The Welsh corgi is an agile, sturdy, extremely loyal and obedient, small herding dog. A popular breed among dog show owners and best known for its trainability, it makes for an excellent pet for children. It lives healthily from its puppy years to its mid-teens. There are two breeds of a Welsh corgi, the Pembroke and the Cardigan. Primarily, the Cardigan corgi has a longer fox-like tail while the Pembroke corgi has a stubby tail. Perhaps the most famous of Pembroke corgis belong to Queen Elizabeth II – she has four cute ones, and the royals have been very fond of the breed since the early 1900s.
If, like the Queen of England, you choose to have these lovable creatures as your pet, it is important to pick the best Welsh corgi from the litter. Doing this can be a very fun experience; you will be greeted by a bunch of happily wagging tails, barks and jumps. It is very easy to get tempted to pick the loudest one or the giddiest one. Having the right one for you is very important; it is a long-term relationship that you and your pup will be building. The right time to pick out your puppy is somewhere between eight to 12 weeks. This would have given enough time for the puppies to grow healthy under the care of their moms and to learn how to socialize with its siblings.
To help you make the right decision, here are a few guidelines on how to pick the best Welsh corgi puppy from a litter:
• Your first order of business will be choosing a reputable breeder. There are agencies that may help you find one to get your puppy from the Pembroke Welsh corgi Club of America or a local breeder club in your area.
• Research. If you know a veterinarian or have friends who own Welsh corgis, talk to them to get the lowdown on the breed. You can find out about their quirks and common diseases. Corgis are known to be a healthy and sturdy breed but can be prone to hereditary diseases commonly affecting the eyes, kidney disease and dystocia or birthing difficulties due to a narrow birth passage.
• Look for signs of good health. Check the coat, ears, eyes and nose. The nose should be damp, cool and clean. The puppy should have nice pink gums, as well. Look for a medium-built puppy – they are free of parasites. Check the puppy’s bottom and make sure it’s clean. Check its breathing, too; it may be faster than yours or mine, but it should be steady with no wheezing or coughing. Check for signs of deafness. Make a noise, like clapping, to see if the puppy will respond.

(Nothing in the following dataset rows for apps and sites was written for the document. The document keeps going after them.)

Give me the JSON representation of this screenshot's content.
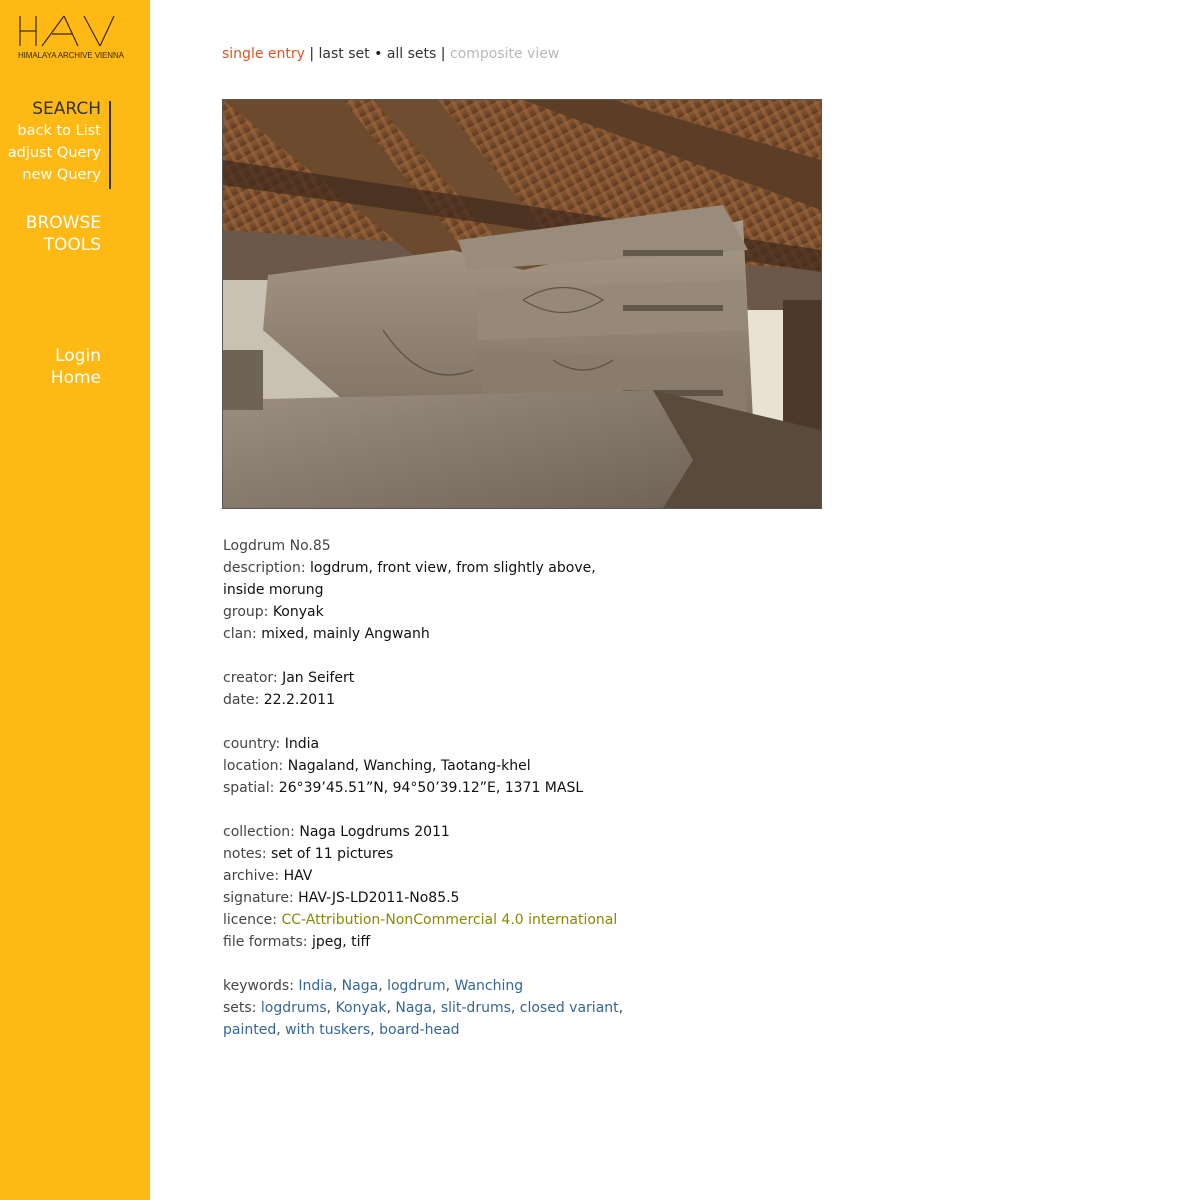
{
  "sidebar": {
    "logo_text": "HAV",
    "logo_subtitle": "HIMALAYA ARCHIVE VIENNA",
    "search_title": "SEARCH",
    "search_links": [
      "back to List",
      "adjust Query",
      "new Query"
    ],
    "browse": "BROWSE",
    "tools": "TOOLS",
    "login": "Login",
    "home": "Home"
  },
  "topnav": {
    "single_entry": "single entry",
    "sep1": " | ",
    "last_set": "last set",
    "bullet": " • ",
    "all_sets": "all sets",
    "sep2": " | ",
    "composite_view": "composite view"
  },
  "entry": {
    "title": "Logdrum No.85",
    "description_label": "description: ",
    "description_line1": "logdrum, front view, from slightly above,",
    "description_line2": "inside morung",
    "group_label": "group: ",
    "group": "Konyak",
    "clan_label": "clan: ",
    "clan": "mixed, mainly Angwanh",
    "creator_label": "creator: ",
    "creator": "Jan Seifert",
    "date_label": "date: ",
    "date": "22.2.2011",
    "country_label": "country: ",
    "country": "India",
    "location_label": "location: ",
    "location": "Nagaland, Wanching, Taotang-khel",
    "spatial_label": "spatial: ",
    "spatial": "26°39’45.51”N, 94°50’39.12”E, 1371 MASL",
    "collection_label": "collection: ",
    "collection": "Naga Logdrums 2011",
    "notes_label": "notes: ",
    "notes": "set of 11 pictures",
    "archive_label": "archive: ",
    "archive": "HAV",
    "signature_label": "signature: ",
    "signature": "HAV-JS-LD2011-No85.5",
    "licence_label": "licence: ",
    "licence": "CC-Attribution-NonCommercial 4.0 international",
    "fileformats_label": "file formats: ",
    "fileformats": "jpeg, tiff",
    "keywords_label": "keywords: ",
    "keywords": [
      "India",
      "Naga",
      "logdrum",
      "Wanching"
    ],
    "sets_label": "sets: ",
    "sets": [
      "logdrums",
      "Konyak",
      "Naga",
      "slit-drums",
      "closed variant",
      "painted",
      "with tuskers",
      "board-head"
    ]
  },
  "colors": {
    "sidebar": "#FFB915",
    "active_link": "#E0541E",
    "keyword_link": "#336699",
    "licence_link": "#8A8A00"
  }
}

• Look for the playful yet unaggressive puppy. Do not be tempted to pick the first one who jumps onto you; don’t pick a shy one who does not want to be touched, either.
• Chemistry is vital. Spend some time with the litter, perhaps a little one on one time with each if possible. This will give you a chance to inspect the Welsh corgi puppy, as well as to see if you’re in for a good and lasting relationship with your pet.